Work order :: Show every line of the records below that contains the word "right".

Exercise data ::
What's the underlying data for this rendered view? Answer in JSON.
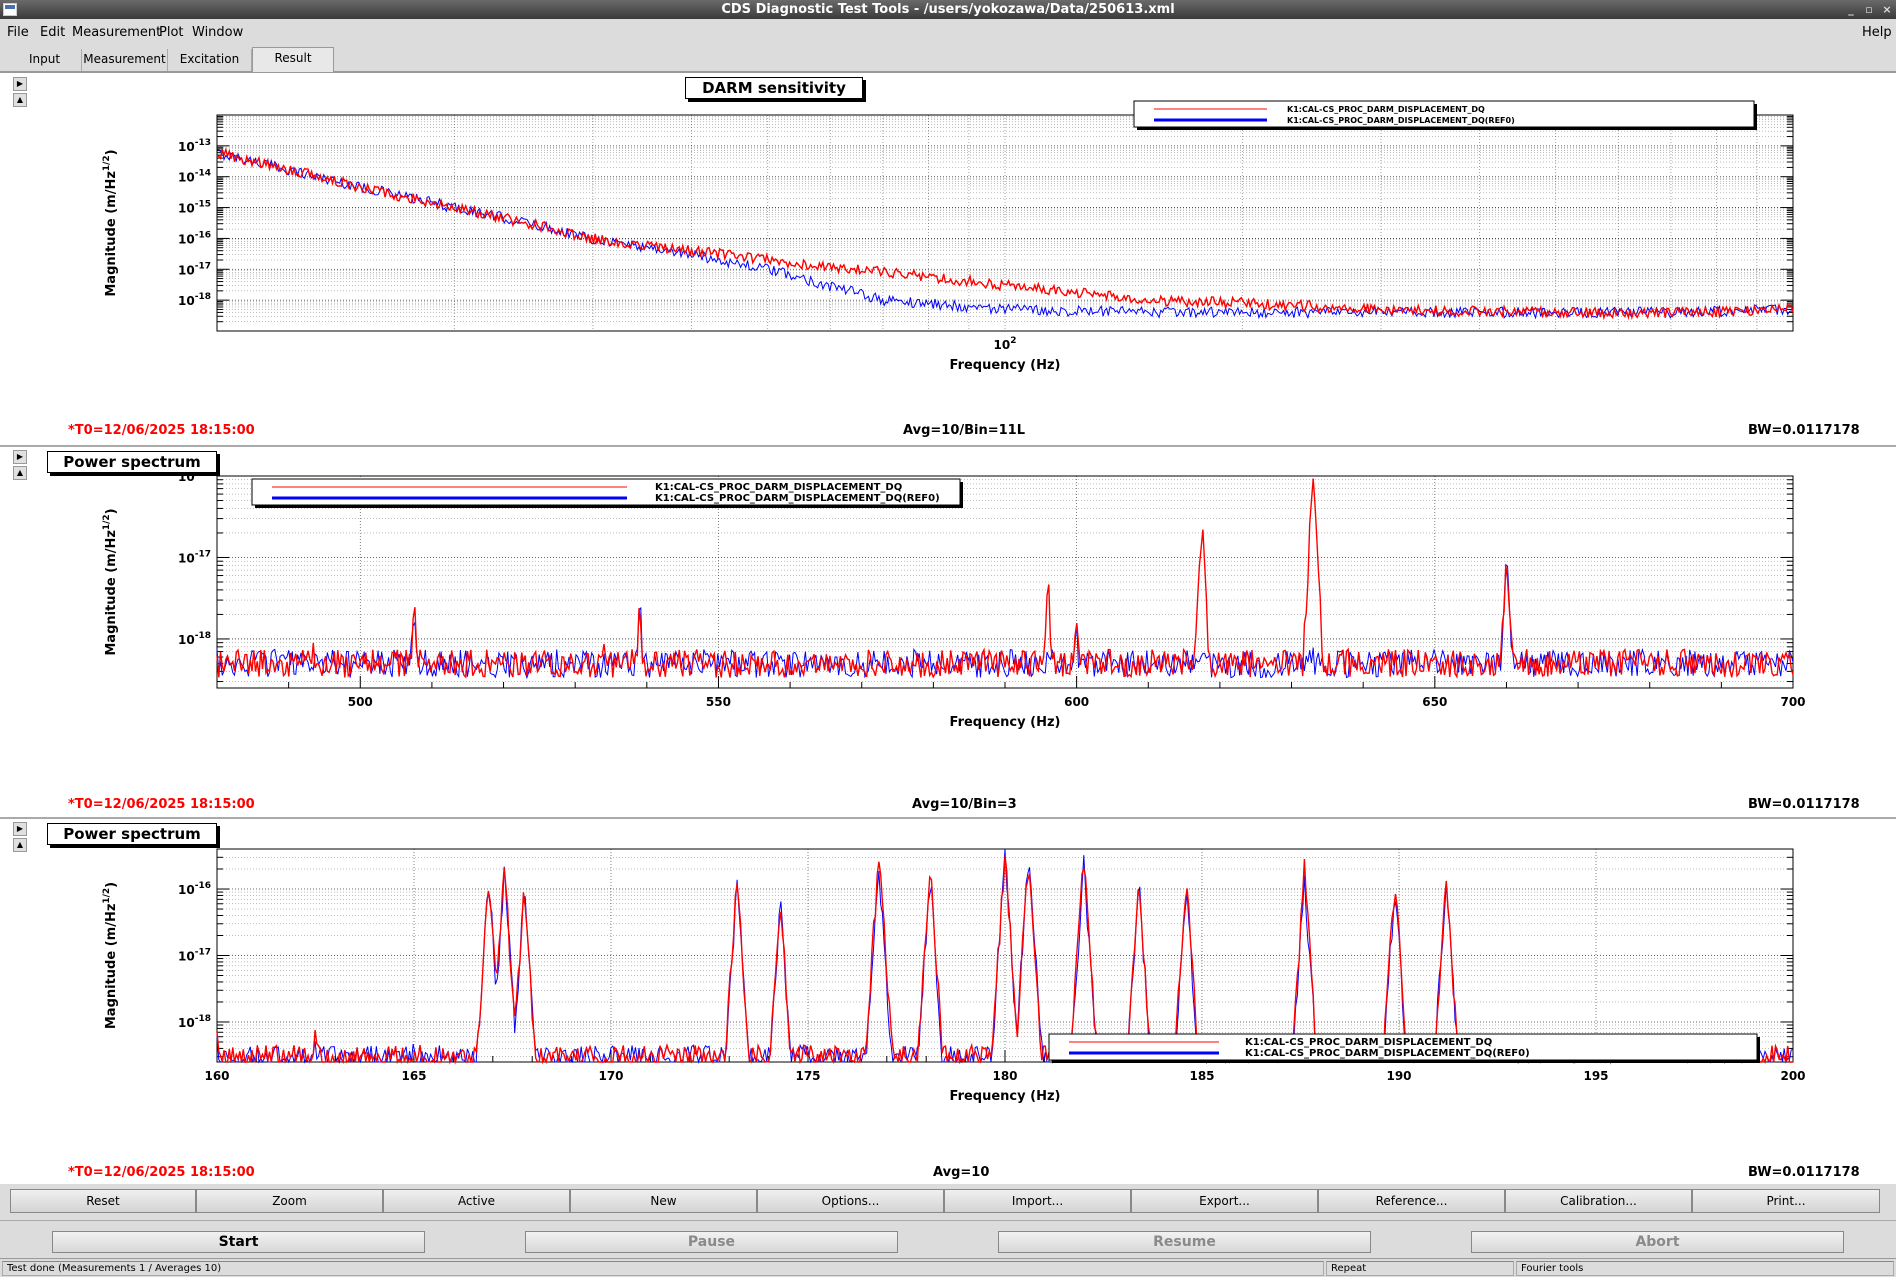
{
  "window": {
    "title": "CDS Diagnostic Test Tools - /users/yokozawa/Data/250613.xml",
    "minimize": "_",
    "maximize": "▫",
    "close": "×"
  },
  "menu": [
    "File",
    "Edit",
    "Measurement",
    "Plot",
    "Window"
  ],
  "menu_help": "Help",
  "tabs": [
    "Input",
    "Measurement",
    "Excitation",
    "Result"
  ],
  "active_tab": "Result",
  "legend": {
    "series": [
      "K1:CAL-CS_PROC_DARM_DISPLACEMENT_DQ",
      "K1:CAL-CS_PROC_DARM_DISPLACEMENT_DQ(REF0)"
    ],
    "colors": [
      "#ff0000",
      "#0000ff"
    ]
  },
  "plots": [
    {
      "title": "DARM sensitivity",
      "xlabel": "Frequency (Hz)",
      "ylabel": "Magnitude (m/Hz^1/2)",
      "t0": "*T0=12/06/2025 18:15:00",
      "avg": "Avg=10/Bin=11L",
      "bw": "BW=0.0117178",
      "chart_data": {
        "type": "line",
        "x_scale": "log",
        "y_scale": "log",
        "xlim": [
          10,
          1000
        ],
        "ylim": [
          1e-19,
          1e-12
        ],
        "x_ticks": [
          "10^2"
        ],
        "y_ticks": [
          "10^-13",
          "10^-14",
          "10^-15",
          "10^-16",
          "10^-17",
          "10^-18"
        ],
        "grid": true,
        "legend_position": "top-right",
        "series": [
          {
            "name": "K1:CAL-CS_PROC_DARM_DISPLACEMENT_DQ",
            "color": "#ff0000",
            "x": [
              10,
              12,
              15,
              20,
              25,
              30,
              40,
              50,
              70,
              100,
              150,
              200,
              300,
              500,
              700,
              1000
            ],
            "y": [
              6e-14,
              2e-14,
              5e-15,
              1e-15,
              3e-16,
              1e-16,
              4e-17,
              2e-17,
              8e-18,
              3e-18,
              1e-18,
              8e-19,
              5e-19,
              4e-19,
              4e-19,
              5e-19
            ]
          },
          {
            "name": "K1:CAL-CS_PROC_DARM_DISPLACEMENT_DQ(REF0)",
            "color": "#0000ff",
            "x": [
              10,
              12,
              15,
              20,
              25,
              30,
              40,
              50,
              70,
              100,
              150,
              200,
              300,
              500,
              700,
              1000
            ],
            "y": [
              6e-14,
              2e-14,
              5e-15,
              1e-15,
              3e-16,
              1e-16,
              3e-17,
              1e-17,
              1e-18,
              5e-19,
              4e-19,
              4e-19,
              4e-19,
              4e-19,
              4e-19,
              5e-19
            ]
          }
        ]
      }
    },
    {
      "title": "Power spectrum",
      "xlabel": "Frequency (Hz)",
      "ylabel": "Magnitude (m/Hz^1/2)",
      "t0": "*T0=12/06/2025 18:15:00",
      "avg": "Avg=10/Bin=3",
      "bw": "BW=0.0117178",
      "chart_data": {
        "type": "line",
        "x_scale": "linear",
        "y_scale": "log",
        "xlim": [
          480,
          700
        ],
        "ylim": [
          2.5e-19,
          1e-16
        ],
        "x_ticks": [
          "500",
          "550",
          "600",
          "650",
          "700"
        ],
        "y_ticks": [
          "10^-16",
          "10^-17",
          "10^-18"
        ],
        "grid": true,
        "legend_position": "top-left",
        "series": [
          {
            "name": "K1:CAL-CS_PROC_DARM_DISPLACEMENT_DQ",
            "color": "#ff0000",
            "x": [
              480,
              493.5,
              507.5,
              515,
              534,
              539,
              596,
              600,
              617.5,
              633,
              660,
              700
            ],
            "y": [
              5e-19,
              1e-18,
              3e-18,
              6e-19,
              9e-19,
              3e-18,
              5e-18,
              2e-18,
              2.5e-17,
              1e-16,
              1e-17,
              5e-19
            ]
          },
          {
            "name": "K1:CAL-CS_PROC_DARM_DISPLACEMENT_DQ(REF0)",
            "color": "#0000ff",
            "x": [
              480,
              493.5,
              507.5,
              515,
              534,
              539,
              596,
              600,
              617.5,
              633,
              660,
              700
            ],
            "y": [
              5e-19,
              4e-19,
              3e-18,
              6e-19,
              9e-19,
              3e-18,
              4e-19,
              1.5e-18,
              1.1e-18,
              1e-18,
              1e-17,
              5e-19
            ]
          }
        ]
      }
    },
    {
      "title": "Power spectrum",
      "xlabel": "Frequency (Hz)",
      "ylabel": "Magnitude (m/Hz^1/2)",
      "t0": "*T0=12/06/2025 18:15:00",
      "avg": "Avg=10",
      "bw": "BW=0.0117178",
      "chart_data": {
        "type": "line",
        "x_scale": "linear",
        "y_scale": "log",
        "xlim": [
          160,
          200
        ],
        "ylim": [
          2.5e-19,
          4e-16
        ],
        "x_ticks": [
          "160",
          "165",
          "170",
          "175",
          "180",
          "185",
          "190",
          "195",
          "200"
        ],
        "y_ticks": [
          "10^-16",
          "10^-17",
          "10^-18"
        ],
        "grid": true,
        "legend_position": "bottom-right",
        "series": [
          {
            "name": "K1:CAL-CS_PROC_DARM_DISPLACEMENT_DQ",
            "color": "#ff0000",
            "x": [
              160,
              162.5,
              165,
              166.9,
              167.3,
              167.8,
              173.2,
              174.3,
              176.8,
              178.1,
              180,
              180.6,
              182,
              183.4,
              184.6,
              187.6,
              189.9,
              191.2,
              196.5,
              200
            ],
            "y": [
              5e-19,
              9e-19,
              6e-19,
              1.5e-16,
              2e-16,
              1e-16,
              1.5e-16,
              7e-17,
              3.5e-16,
              2e-16,
              3.5e-16,
              3e-16,
              3e-16,
              1.5e-16,
              1.5e-16,
              2e-16,
              1.5e-16,
              1.5e-16,
              5e-19,
              3e-19
            ]
          },
          {
            "name": "K1:CAL-CS_PROC_DARM_DISPLACEMENT_DQ(REF0)",
            "color": "#0000ff",
            "x": [
              160,
              162.5,
              165,
              166.9,
              167.3,
              167.8,
              173.2,
              174.3,
              176.8,
              178.1,
              180,
              180.6,
              182,
              183.4,
              184.6,
              187.6,
              189.9,
              191.2,
              196.5,
              200
            ],
            "y": [
              5e-19,
              8e-19,
              5e-19,
              1.5e-16,
              2e-16,
              1e-16,
              1.2e-16,
              6e-17,
              2e-16,
              1.5e-16,
              3e-16,
              3.5e-16,
              2.5e-16,
              1.2e-16,
              1.2e-16,
              1.5e-16,
              1.2e-16,
              1.5e-16,
              4e-19,
              3e-19
            ]
          }
        ]
      }
    }
  ],
  "toolbar": [
    "Reset",
    "Zoom",
    "Active",
    "New",
    "Options...",
    "Import...",
    "Export...",
    "Reference...",
    "Calibration...",
    "Print..."
  ],
  "controls": [
    "Start",
    "Pause",
    "Resume",
    "Abort"
  ],
  "status": {
    "message": "Test done (Measurements 1 / Averages 10)",
    "repeat": "Repeat",
    "fourier": "Fourier tools"
  }
}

Result of this exercise ::
        "legend_position": "top-right",
        "legend_position": "bottom-right",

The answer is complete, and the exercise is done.